Work request:
Every line of the data below is to be retyped exactly.
---- Given data
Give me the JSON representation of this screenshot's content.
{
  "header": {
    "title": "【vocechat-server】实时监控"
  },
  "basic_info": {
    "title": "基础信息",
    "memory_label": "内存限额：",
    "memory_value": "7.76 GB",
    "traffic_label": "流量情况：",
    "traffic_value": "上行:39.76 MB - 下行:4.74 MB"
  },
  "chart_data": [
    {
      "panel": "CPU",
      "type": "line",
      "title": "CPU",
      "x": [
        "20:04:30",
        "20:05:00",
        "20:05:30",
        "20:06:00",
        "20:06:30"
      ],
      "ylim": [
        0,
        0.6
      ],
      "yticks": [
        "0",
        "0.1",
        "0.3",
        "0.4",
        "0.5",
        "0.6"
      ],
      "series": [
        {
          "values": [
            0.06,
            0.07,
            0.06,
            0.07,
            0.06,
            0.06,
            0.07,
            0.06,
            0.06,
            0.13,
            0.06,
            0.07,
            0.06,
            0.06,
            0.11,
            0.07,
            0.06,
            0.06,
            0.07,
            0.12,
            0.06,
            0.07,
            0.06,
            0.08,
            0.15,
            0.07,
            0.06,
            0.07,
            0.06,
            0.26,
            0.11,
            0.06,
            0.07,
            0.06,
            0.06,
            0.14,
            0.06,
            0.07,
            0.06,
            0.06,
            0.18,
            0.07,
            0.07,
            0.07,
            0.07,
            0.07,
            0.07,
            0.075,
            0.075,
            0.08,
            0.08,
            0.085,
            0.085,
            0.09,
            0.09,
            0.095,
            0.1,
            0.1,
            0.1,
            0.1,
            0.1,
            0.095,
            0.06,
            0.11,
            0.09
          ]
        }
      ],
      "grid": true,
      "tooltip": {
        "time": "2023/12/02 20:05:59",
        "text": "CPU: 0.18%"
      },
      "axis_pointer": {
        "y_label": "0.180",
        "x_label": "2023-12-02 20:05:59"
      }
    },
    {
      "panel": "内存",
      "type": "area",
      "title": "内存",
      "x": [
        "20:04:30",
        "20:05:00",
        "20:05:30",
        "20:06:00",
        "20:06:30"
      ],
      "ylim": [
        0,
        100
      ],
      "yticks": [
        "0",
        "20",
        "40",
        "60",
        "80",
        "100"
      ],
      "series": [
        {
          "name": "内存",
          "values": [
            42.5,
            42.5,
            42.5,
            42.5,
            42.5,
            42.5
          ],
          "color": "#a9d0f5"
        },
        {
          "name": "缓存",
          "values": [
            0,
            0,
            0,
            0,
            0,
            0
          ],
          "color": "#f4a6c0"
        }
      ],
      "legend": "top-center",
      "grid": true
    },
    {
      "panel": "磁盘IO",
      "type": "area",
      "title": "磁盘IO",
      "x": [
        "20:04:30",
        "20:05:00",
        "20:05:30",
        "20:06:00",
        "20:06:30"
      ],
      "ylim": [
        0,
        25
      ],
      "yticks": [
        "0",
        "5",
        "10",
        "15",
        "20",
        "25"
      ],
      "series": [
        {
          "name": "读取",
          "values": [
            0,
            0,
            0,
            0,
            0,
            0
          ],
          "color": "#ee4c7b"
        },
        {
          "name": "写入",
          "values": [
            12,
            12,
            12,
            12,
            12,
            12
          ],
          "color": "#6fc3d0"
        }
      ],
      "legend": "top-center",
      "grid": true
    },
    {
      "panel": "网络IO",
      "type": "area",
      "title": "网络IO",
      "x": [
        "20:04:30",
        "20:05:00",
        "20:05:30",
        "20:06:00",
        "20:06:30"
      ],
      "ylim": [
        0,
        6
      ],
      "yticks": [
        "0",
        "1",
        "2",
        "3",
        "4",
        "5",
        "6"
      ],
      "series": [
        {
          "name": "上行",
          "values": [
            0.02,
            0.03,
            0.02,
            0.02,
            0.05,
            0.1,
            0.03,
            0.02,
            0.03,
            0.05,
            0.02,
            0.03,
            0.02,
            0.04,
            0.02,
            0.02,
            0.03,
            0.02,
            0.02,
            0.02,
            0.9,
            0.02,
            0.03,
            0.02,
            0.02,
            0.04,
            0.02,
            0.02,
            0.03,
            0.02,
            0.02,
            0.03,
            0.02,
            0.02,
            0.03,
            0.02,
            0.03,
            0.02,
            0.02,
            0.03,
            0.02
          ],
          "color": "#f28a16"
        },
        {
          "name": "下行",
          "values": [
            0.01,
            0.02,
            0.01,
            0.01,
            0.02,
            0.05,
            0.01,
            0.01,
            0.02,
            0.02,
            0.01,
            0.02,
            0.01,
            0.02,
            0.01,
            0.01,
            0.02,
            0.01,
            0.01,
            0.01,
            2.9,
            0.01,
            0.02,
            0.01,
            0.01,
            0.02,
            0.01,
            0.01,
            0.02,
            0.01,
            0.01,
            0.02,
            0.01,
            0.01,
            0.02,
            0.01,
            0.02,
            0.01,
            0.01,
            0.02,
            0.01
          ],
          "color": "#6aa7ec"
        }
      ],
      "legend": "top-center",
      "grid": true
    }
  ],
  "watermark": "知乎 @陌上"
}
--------
Result of the exercise:
Give me the JSON representation of this screenshot's content.
{
  "header": {
    "title": "【vocechat-server】实时监控"
  },
  "basic_info": {
    "title": "基础信息",
    "memory_label": "内存限额：",
    "memory_value": "7.76 GB",
    "traffic_label": "流量情况：",
    "traffic_value": "上行:39.76 MB - 下行:4.74 MB"
  },
  "chart_data": [
    {
      "panel": "CPU",
      "type": "line",
      "title": "CPU",
      "x": [
        "20:04:30",
        "20:05:00",
        "20:05:30",
        "20:06:00",
        "20:06:30"
      ],
      "ylim": [
        0,
        0.6
      ],
      "yticks": [
        "0",
        "0.1",
        "0.3",
        "0.4",
        "0.5",
        "0.6"
      ],
      "series": [
        {
          "values": [
            0.06,
            0.07,
            0.06,
            0.07,
            0.06,
            0.06,
            0.07,
            0.06,
            0.06,
            0.13,
            0.06,
            0.07,
            0.06,
            0.06,
            0.11,
            0.07,
            0.06,
            0.06,
            0.07,
            0.12,
            0.06,
            0.07,
            0.06,
            0.08,
            0.15,
            0.07,
            0.06,
            0.07,
            0.06,
            0.26,
            0.11,
            0.06,
            0.07,
            0.06,
            0.06,
            0.14,
            0.06,
            0.07,
            0.06,
            0.06,
            0.18,
            0.07,
            0.07,
            0.07,
            0.07,
            0.07,
            0.07,
            0.075,
            0.075,
            0.08,
            0.08,
            0.085,
            0.085,
            0.09,
            0.09,
            0.095,
            0.1,
            0.1,
            0.1,
            0.1,
            0.1,
            0.095,
            0.06,
            0.11,
            0.09
          ]
        }
      ],
      "grid": true,
      "tooltip": {
        "time": "2023/12/02 20:05:59",
        "text": "CPU: 0.18%"
      },
      "axis_pointer": {
        "y_label": "0.180",
        "x_label": "2023-12-02 20:05:59"
      }
    },
    {
      "panel": "内存",
      "type": "area",
      "title": "内存",
      "x": [
        "20:04:30",
        "20:05:00",
        "20:05:30",
        "20:06:00",
        "20:06:30"
      ],
      "ylim": [
        0,
        100
      ],
      "yticks": [
        "0",
        "20",
        "40",
        "60",
        "80",
        "100"
      ],
      "series": [
        {
          "name": "内存",
          "values": [
            42.5,
            42.5,
            42.5,
            42.5,
            42.5,
            42.5
          ],
          "color": "#a9d0f5"
        },
        {
          "name": "缓存",
          "values": [
            0,
            0,
            0,
            0,
            0,
            0
          ],
          "color": "#f4a6c0"
        }
      ],
      "legend": "top-center",
      "grid": true
    },
    {
      "panel": "磁盘IO",
      "type": "area",
      "title": "磁盘IO",
      "x": [
        "20:04:30",
        "20:05:00",
        "20:05:30",
        "20:06:00",
        "20:06:30"
      ],
      "ylim": [
        0,
        25
      ],
      "yticks": [
        "0",
        "5",
        "10",
        "15",
        "20",
        "25"
      ],
      "series": [
        {
          "name": "读取",
          "values": [
            0,
            0,
            0,
            0,
            0,
            0
          ],
          "color": "#ee4c7b"
        },
        {
          "name": "写入",
          "values": [
            12,
            12,
            12,
            12,
            12,
            12
          ],
          "color": "#6fc3d0"
        }
      ],
      "legend": "top-center",
      "grid": true
    },
    {
      "panel": "网络IO",
      "type": "area",
      "title": "网络IO",
      "x": [
        "20:04:30",
        "20:05:00",
        "20:05:30",
        "20:06:00",
        "20:06:30"
      ],
      "ylim": [
        0,
        6
      ],
      "yticks": [
        "0",
        "1",
        "2",
        "3",
        "4",
        "5",
        "6"
      ],
      "series": [
        {
          "name": "上行",
          "values": [
            0.02,
            0.03,
            0.02,
            0.02,
            0.05,
            0.1,
            0.03,
            0.02,
            0.03,
            0.05,
            0.02,
            0.03,
            0.02,
            0.04,
            0.02,
            0.02,
            0.03,
            0.02,
            0.02,
            0.02,
            0.9,
            0.02,
            0.03,
            0.02,
            0.02,
            0.04,
            0.02,
            0.02,
            0.03,
            0.02,
            0.02,
            0.03,
            0.02,
            0.02,
            0.03,
            0.02,
            0.03,
            0.02,
            0.02,
            0.03,
            0.02
          ],
          "color": "#f28a16"
        },
        {
          "name": "下行",
          "values": [
            0.01,
            0.02,
            0.01,
            0.01,
            0.02,
            0.05,
            0.01,
            0.01,
            0.02,
            0.02,
            0.01,
            0.02,
            0.01,
            0.02,
            0.01,
            0.01,
            0.02,
            0.01,
            0.01,
            0.01,
            2.9,
            0.01,
            0.02,
            0.01,
            0.01,
            0.02,
            0.01,
            0.01,
            0.02,
            0.01,
            0.01,
            0.02,
            0.01,
            0.01,
            0.02,
            0.01,
            0.02,
            0.01,
            0.01,
            0.02,
            0.01
          ],
          "color": "#6aa7ec"
        }
      ],
      "legend": "top-center",
      "grid": true
    }
  ],
  "watermark": "知乎 @陌上"
}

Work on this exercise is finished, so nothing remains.